In my country, Romania, that one with Dracula, Nadia, Credit Card fraud, Ceausescu, yes — you’ve heard of it, there still is a hot debate over:
primary school mandatory religion classes.
Excuse me for all that emphasis but it baffles me. The debate is whether these classes should be:
mandatory or optional.
Excuse me again. Ths is not whether there should even exist a religion class, but the debate is about making it mandatory or not. Can you believe this is still a matter of public debate in the 2014th year after of this age? I can’t, but I live on the Internet side of humanity.
Now mind you, the “religion class” is not some hour of ethics, morals, history of thought, philosophy or religious exchange.
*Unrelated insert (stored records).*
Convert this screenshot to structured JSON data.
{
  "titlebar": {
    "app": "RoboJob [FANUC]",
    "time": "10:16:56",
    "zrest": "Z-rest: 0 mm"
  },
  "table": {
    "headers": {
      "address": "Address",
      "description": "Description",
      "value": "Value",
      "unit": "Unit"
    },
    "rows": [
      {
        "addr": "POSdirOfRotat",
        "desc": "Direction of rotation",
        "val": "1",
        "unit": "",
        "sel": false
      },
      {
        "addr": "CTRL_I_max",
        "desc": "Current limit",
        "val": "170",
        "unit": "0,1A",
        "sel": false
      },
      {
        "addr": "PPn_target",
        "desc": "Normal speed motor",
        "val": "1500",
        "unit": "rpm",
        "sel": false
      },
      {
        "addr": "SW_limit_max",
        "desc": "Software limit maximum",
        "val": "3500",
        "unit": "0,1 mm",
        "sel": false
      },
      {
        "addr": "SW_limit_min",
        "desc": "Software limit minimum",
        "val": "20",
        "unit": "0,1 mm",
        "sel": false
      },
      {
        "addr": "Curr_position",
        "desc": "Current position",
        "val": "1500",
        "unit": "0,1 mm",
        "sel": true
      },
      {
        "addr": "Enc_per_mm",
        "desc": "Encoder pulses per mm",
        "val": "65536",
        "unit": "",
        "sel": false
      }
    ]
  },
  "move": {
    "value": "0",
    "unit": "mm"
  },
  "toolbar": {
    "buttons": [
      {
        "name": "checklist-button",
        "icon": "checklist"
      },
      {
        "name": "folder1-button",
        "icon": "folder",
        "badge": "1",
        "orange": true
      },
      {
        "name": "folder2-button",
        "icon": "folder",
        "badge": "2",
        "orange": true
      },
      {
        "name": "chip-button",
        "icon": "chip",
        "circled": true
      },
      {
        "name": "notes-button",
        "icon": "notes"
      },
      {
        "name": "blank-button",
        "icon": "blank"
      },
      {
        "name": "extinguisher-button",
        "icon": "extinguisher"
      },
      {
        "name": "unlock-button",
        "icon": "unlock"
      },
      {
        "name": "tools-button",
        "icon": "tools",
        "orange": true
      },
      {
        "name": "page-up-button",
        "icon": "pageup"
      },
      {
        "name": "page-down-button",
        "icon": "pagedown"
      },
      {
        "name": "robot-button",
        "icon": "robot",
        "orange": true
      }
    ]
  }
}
This is the eastern orthodoxy class: bearded man in the sky (probably the least of problems but the most quoted); Eve as a secondary creature, suffering all her life as women deserve to, because apples; the entire wold flooded mainly for sodomy; cursing of the fig tree as a parable for the unworthiness of the unproductive life, the list is long.
But people all over the social spectrum are gathering around their zealot or conservative campfires and pitch the long black shadows of their sharp beliefs into the midday sky.
On one side famous local folks plead for the rest of the folk to opt in for their child — in place of their child — to take the religion class.
This group thinks that, without the proper guidance of an orthodox priest in school, the child will have no way to discern right from wrong. Seriously, i am not kidding.
The other famous local folks plead for atheism as a right. Multiculturalism. Freedom of thought. All these great concepts, none to the point of taking the spirituality of children out of the parent’s concern and externalizing it to some institution.
This group thinks that spirituality is either a story invented by the bad guys or a new age remix of ideas. Being a non believer is trendy.
In the mean time the zealots won. 93% of primary school kids will take the religion class held by an ordained priest who shows up in priest specific wardrobe and asks the pupils to say a prayer first thing. Their parents opted in for them and most will enjoy this special class where there is almost constant positive feedback, no one flunks the religion class. Instead they get the everlasting worry of flunking their religion based life.
A church won 300 hours of every child’s life.
We have fundamentalist wars raging in Africa and the Middle East. We have the Paris killings. We have the fear. We strive to make those gone, in all possible ways, from diplomacy to drone wars. All while ignoring the worrying lack of healthy secular societies in so many countries which are supposed to be fighting the fundamentalist societies.
Romania is a third class economy at the outskirts of civilized Europe, a last bastion of the European way if you will. Like all marginal territories for hundreds of years it was the land of vampires, “strigoi” — a zombie kind of whatever, and other such imaginary things. Therefore mandatory religion classes are really neither that much of a surprise, nor such a hurdle for the superstitious society of Romanians.
In 2015, about 24 countries still have state religions, excluding Vatican. I wonder if looking away while these religious political forces gain ground in a country that has been member of the EU for 8 years is a smart move. It is a problem that a state so busy with monitoring its population, so much that the number of legal eaves dropping by the state secret service has grown about 300% in five years, that we had to rally against laws that kill privacy, this state has no stake and no position into how open minded the future generations will be.
Yet, if you think about it, it is just an empty, hollow subject in a bigger scheme of us evolving as humans beyond the conditioning imposed by our apparently petty, humble origins and transcending as intellects beyond the awe we feel in front of the impossibility of our existence.